__AIM OF THE TASK__.
Report all lines in the records that hold the string "value".

__RECORDS SHOWN__.

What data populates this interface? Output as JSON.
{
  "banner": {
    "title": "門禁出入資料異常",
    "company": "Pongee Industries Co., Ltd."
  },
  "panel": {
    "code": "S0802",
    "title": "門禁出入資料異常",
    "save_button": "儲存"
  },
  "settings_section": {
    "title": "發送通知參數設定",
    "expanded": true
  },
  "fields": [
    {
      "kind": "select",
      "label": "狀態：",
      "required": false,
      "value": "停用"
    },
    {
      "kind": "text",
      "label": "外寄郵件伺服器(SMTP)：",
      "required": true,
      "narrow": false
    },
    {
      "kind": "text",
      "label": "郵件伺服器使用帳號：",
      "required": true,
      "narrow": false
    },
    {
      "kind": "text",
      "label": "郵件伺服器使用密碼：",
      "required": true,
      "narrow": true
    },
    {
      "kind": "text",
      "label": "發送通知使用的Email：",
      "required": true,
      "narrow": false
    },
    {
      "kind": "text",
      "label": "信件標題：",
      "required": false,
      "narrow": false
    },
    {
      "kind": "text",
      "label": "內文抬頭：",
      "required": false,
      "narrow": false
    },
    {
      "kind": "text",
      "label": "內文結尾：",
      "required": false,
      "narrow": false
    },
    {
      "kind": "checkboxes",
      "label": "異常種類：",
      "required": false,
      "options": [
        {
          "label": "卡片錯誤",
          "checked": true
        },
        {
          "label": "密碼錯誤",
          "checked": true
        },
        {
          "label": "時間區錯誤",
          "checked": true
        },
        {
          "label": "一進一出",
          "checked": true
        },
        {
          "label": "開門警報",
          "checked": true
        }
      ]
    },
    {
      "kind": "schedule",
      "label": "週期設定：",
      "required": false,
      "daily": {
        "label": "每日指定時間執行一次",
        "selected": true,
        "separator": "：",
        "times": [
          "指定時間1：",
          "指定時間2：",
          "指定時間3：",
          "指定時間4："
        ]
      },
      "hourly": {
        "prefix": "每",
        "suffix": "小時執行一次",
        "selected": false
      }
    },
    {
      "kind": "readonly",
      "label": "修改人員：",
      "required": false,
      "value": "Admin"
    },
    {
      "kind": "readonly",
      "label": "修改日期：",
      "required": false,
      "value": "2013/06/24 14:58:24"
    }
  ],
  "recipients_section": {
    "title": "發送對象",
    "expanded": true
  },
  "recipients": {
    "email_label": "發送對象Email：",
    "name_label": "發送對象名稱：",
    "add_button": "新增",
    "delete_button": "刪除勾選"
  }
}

__ANSWER BELOW__.
      "value": "停用"
      "value": "Admin"
      "value": "2013/06/24 14:58:24"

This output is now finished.